April 29, 2011

Previously, I blogged on how being simple - to install, to use and to manage - creates valuable differentiation for IBM Netezza appliances. So convinced are we of simplicity’s value to our customers, we make it central to our business strategy.

Omega Management Group Corporation recently informed us that “Netezza has won the Omega NorthFace ScoreBoard Award℠ for 2010 for achieving excellence in the areas of Installation and Technical Account Manager. This marks the fourth consecutive year that you and your team have earned this high honor”.

Winning this award just once speaks of commitment to customers. Winning across four consecutive years tells a larger story. Such consistency of execution stems from strategic direction.
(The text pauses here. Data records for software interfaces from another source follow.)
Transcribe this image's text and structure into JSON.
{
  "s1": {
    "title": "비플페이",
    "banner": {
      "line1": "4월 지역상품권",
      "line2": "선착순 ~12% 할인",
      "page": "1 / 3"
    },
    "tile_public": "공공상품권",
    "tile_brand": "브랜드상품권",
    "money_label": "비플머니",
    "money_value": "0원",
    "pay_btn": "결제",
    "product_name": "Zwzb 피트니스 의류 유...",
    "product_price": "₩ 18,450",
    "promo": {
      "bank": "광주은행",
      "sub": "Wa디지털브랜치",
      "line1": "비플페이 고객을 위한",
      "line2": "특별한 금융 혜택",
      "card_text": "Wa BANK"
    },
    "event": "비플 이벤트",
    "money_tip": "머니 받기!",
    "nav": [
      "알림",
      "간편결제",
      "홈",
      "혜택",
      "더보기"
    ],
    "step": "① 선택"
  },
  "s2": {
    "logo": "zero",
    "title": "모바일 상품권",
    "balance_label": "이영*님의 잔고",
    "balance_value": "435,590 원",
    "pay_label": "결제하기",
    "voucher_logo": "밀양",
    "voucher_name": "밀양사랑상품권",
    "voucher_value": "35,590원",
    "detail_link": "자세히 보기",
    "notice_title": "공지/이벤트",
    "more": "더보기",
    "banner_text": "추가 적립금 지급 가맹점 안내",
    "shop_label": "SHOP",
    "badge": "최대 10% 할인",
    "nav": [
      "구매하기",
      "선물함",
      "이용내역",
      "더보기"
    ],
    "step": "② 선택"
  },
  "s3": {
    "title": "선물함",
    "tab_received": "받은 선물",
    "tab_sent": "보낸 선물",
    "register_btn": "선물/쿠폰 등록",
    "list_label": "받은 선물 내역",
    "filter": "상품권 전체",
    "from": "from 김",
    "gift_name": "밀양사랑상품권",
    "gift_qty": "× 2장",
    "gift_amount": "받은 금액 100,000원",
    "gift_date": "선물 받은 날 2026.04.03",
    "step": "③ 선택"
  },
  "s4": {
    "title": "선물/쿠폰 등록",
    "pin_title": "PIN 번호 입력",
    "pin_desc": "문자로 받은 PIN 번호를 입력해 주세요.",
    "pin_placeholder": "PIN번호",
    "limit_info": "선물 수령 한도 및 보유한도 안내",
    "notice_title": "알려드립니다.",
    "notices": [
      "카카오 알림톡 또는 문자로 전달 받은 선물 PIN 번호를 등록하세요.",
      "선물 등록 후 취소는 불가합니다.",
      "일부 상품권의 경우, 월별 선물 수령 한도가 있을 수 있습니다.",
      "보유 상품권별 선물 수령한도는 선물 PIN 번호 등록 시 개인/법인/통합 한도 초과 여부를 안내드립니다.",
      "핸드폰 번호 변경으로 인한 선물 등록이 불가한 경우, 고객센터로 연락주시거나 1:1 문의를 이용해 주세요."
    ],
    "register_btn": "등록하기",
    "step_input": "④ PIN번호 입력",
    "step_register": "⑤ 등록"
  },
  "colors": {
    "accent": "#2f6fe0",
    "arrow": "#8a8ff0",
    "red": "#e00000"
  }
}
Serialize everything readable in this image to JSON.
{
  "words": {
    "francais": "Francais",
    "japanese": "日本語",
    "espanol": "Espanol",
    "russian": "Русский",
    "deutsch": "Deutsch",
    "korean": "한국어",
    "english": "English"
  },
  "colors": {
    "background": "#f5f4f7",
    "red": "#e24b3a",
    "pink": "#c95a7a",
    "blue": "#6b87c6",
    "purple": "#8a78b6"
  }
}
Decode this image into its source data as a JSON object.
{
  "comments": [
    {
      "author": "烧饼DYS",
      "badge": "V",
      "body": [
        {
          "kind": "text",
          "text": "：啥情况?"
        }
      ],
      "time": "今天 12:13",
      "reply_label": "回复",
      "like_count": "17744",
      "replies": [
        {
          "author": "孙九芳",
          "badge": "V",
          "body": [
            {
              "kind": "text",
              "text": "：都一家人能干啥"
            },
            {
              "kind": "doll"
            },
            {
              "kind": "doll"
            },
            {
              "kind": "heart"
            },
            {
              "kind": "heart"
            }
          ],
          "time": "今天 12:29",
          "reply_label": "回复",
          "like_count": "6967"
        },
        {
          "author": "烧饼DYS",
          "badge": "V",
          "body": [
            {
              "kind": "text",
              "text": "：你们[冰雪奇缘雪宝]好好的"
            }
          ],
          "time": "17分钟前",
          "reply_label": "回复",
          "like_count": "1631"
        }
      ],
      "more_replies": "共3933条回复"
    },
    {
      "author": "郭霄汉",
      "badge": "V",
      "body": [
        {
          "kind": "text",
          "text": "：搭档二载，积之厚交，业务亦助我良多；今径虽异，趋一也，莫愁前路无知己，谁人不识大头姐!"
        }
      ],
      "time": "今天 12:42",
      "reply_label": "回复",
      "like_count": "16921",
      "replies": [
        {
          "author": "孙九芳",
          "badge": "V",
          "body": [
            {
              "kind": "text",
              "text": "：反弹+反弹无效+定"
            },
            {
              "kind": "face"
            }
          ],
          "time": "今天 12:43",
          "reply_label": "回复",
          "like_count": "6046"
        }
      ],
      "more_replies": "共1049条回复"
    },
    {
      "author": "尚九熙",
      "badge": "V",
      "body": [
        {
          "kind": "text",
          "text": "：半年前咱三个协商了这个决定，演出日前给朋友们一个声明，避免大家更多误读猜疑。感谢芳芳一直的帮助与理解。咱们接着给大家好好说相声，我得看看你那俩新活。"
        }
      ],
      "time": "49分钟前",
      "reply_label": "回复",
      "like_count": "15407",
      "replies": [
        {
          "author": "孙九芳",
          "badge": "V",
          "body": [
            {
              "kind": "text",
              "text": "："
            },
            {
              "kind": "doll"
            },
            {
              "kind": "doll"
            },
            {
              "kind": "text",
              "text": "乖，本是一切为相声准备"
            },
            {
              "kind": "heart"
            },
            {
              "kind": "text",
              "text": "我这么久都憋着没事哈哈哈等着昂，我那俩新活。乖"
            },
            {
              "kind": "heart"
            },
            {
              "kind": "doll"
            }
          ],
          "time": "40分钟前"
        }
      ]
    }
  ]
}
In an industry where enterprise computing solutions and the accompanying relationships with vendors are accepted as complex, Netezza’s co-founder and first CEO Jit Saxena shaped our company on his profoundly different insight. Sensing the potential for market disruption, Jit built Netezza on a foundation of a simple-to-use product combined with a corporate culture of being “easy to do business with”.

At a product level this strategy manifests as appliance. Customers witness this simplicity as their IBM Netezza appliance is installed and available for use, commonly within 24 hours of its delivery.

In our business operations our simplicity strategy manifests as easy to do business with. Customer relationships often start with a proof-of-concept, or PoC: an opportunity for their staff in their data center to load their data to a IBM Netezza appliance, and assess performance of their queries. Even at this early phase of our engagement customers comment that the relationships they develop with our installation engineers and technical account managers are different - open, more valuable than those with some established vendors.

While strategy establishes mid-to-long term direction, results are won day-by-day. Success here requires deep relationships be developed with customers: collaborating to understand their expectations; listening to their needs; responding with action and advice so they can better exploit their data. Congratulations to Trish Cotter and everyone in our Installation and Technical Account Manager teams for their constant attention to our customers, for designing processes that create value, for hiring, training and developing teams of talented individuals, for winning budget to procure resources, for measuring and reporting results; for refining approaches, and for making good decisions informed by trusted data. The result, as cited by Omega, is “ongoing commitment to building profitable, long-term customer loyalty by exceeding customer expectations”. Congratulations to the other 21 companies recognized by Omega for world-class customer service in 2010. And, thanks to our customers for trusting us, for communicating their expectations of our relationship, and for participating in Omega’s research.